[MATERIAL FOR THIS TASK]

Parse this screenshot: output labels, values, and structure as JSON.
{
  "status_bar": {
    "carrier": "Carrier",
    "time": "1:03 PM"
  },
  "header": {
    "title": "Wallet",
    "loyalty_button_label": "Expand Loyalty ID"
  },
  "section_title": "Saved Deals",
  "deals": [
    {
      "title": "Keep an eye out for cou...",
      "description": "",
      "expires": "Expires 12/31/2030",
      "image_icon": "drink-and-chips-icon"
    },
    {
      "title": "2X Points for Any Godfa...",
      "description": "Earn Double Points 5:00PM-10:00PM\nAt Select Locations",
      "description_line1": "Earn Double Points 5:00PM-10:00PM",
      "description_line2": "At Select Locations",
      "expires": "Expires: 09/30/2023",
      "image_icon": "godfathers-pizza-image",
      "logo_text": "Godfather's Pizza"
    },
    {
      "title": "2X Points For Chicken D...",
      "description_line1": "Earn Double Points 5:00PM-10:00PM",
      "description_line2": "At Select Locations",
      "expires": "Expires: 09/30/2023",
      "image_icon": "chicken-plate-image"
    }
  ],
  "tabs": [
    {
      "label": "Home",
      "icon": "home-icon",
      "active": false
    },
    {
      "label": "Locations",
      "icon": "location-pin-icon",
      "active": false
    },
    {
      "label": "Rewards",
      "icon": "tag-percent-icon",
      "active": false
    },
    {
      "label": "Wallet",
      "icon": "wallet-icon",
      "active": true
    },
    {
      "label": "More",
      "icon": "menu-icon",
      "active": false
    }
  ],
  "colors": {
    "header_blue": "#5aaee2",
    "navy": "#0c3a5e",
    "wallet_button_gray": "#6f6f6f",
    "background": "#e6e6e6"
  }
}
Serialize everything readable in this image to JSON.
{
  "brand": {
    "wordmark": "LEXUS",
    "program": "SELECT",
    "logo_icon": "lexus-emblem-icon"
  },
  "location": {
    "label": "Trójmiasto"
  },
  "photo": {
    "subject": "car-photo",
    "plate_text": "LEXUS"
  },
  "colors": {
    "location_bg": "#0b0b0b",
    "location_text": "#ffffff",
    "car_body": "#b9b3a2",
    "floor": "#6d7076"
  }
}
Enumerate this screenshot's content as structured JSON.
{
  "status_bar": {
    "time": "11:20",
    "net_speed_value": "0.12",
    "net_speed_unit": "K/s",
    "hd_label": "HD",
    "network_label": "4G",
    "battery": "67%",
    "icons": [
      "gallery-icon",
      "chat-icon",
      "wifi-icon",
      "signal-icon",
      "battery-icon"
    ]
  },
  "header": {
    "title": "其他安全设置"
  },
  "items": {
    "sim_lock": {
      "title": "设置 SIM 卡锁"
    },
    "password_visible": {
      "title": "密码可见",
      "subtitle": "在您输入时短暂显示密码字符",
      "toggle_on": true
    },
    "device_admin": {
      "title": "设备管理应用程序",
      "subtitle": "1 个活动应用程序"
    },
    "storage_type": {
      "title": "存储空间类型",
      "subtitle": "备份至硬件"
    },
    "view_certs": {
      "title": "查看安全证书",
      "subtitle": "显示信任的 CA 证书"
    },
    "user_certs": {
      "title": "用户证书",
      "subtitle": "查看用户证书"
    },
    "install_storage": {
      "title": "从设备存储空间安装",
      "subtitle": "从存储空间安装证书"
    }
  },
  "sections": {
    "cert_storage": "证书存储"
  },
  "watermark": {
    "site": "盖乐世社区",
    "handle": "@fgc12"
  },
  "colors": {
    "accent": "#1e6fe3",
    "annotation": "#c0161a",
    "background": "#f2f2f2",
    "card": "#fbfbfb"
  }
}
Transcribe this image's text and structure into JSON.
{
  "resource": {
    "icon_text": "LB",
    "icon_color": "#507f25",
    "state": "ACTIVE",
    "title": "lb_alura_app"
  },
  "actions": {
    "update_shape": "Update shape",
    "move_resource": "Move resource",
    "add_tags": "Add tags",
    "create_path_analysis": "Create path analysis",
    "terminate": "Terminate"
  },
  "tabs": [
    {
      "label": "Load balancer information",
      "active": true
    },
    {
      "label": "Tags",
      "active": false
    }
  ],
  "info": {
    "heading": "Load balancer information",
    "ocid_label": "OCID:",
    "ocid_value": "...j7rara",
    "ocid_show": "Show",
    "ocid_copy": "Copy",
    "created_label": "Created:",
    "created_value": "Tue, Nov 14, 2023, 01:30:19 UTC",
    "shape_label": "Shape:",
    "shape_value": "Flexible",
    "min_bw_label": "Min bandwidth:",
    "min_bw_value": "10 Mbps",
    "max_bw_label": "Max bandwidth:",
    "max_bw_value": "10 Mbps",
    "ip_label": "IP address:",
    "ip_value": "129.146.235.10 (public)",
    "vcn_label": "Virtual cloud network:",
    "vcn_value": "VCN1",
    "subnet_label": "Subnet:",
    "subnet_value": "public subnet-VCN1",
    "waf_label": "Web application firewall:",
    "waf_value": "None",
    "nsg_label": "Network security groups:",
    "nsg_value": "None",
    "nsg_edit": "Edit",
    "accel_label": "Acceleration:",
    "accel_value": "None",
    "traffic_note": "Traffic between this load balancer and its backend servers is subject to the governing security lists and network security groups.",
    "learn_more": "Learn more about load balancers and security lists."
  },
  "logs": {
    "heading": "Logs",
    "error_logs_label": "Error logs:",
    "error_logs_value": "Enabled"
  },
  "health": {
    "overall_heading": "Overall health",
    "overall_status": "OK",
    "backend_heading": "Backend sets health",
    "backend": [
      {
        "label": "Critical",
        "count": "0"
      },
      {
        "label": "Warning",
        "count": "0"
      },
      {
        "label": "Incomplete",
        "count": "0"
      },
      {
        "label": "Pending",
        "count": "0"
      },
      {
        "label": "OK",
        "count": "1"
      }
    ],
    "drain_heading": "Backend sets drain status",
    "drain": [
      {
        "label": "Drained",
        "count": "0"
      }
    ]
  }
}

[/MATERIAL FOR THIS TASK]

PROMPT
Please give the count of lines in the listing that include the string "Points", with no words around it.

EXERCISE RESPONSE
5